Given the fact that dealers have to pay interest on their “floor plan” loans, it seems a bit odd that some would allow cars up to a decade (or older) to sit on their back lots gathering dust rather than sell them off, at whatever price it took to do so. According to Cox Automotive, which tracks every “new” car sale in the US, there were a number of “zombie” cars sold in 2022 that defy that logic, including four Dodge Darts (last year: 2016) and some others, including a Suzuki XL7, last sold in 2009, by a brand that exited the US market over a decade ago.
Maybe the rise in interest rates had something to do with it?
Here’s the rest of the list:
194 Dodge Journeys: This is the least surprising, as it was sold as recently as 2020. They were cheap, and for a while a hot item with Uber/Lyft drivers for that reasons.
One Dodge Viper: The last of these was built in 2017. Maybe a dealer used it as a loaner? Parts gofer? Let his teenage son use it with dealer tags? Who knows…
Two Chrysler 200s: Last sold in 2017. Unoffensive but uninspiring. Two buyers get to relive the wonderful teens.

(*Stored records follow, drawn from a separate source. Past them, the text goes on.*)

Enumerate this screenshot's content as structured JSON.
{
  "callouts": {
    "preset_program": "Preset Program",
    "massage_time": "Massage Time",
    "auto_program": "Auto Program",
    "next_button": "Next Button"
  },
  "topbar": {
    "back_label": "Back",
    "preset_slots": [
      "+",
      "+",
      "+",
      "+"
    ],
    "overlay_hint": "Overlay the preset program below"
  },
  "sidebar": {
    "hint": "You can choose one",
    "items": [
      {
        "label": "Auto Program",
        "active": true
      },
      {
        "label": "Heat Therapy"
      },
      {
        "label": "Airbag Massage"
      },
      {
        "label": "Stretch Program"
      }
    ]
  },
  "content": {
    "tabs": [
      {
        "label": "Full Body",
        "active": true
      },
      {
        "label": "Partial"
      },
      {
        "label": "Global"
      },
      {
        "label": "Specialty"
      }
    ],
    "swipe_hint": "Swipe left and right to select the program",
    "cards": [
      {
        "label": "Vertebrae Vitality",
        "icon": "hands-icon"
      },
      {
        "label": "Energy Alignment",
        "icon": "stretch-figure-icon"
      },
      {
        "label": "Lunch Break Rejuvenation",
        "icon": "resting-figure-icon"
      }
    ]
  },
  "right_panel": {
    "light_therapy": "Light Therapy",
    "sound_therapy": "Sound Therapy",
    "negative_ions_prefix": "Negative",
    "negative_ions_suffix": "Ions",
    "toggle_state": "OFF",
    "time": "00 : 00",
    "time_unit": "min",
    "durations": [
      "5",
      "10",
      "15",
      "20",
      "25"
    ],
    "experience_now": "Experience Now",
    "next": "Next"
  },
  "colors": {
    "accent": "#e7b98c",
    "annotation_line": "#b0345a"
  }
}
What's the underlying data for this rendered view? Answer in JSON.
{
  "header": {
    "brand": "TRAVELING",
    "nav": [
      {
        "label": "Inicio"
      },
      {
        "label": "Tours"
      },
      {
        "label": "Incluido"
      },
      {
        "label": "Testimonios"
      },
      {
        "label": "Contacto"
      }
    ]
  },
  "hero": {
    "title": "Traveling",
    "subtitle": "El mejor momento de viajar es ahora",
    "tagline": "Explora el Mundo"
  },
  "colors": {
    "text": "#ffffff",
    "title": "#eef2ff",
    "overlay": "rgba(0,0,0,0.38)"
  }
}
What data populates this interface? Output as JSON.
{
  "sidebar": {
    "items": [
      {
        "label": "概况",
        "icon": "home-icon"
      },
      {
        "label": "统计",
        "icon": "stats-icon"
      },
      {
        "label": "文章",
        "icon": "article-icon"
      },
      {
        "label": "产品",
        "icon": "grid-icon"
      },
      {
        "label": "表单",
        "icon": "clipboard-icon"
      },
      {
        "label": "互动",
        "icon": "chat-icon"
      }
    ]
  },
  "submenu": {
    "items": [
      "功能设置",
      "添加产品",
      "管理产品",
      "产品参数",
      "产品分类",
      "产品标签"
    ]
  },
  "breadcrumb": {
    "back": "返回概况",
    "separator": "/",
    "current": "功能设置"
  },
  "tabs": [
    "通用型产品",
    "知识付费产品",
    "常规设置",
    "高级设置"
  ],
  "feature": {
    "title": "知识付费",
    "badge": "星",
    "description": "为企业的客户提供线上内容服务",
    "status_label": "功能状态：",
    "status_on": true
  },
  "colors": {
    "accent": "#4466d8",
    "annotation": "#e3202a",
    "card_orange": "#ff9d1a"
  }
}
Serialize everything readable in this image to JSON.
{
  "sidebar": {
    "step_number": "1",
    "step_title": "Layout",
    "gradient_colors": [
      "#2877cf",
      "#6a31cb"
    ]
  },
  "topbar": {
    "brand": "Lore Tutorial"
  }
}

Two VW CCs: It aped the four door coupe look started by the Mercedes CLS but it bombed. Last sold in 2017. The anti-CUV.
One Suzuki XL7: This one must have fallen through he cracks, presumably at a Suzuki dealership that also sold other brands. It’s practically a CC now, given that it’s at least 13 years old. Would you buy a “new” car that old?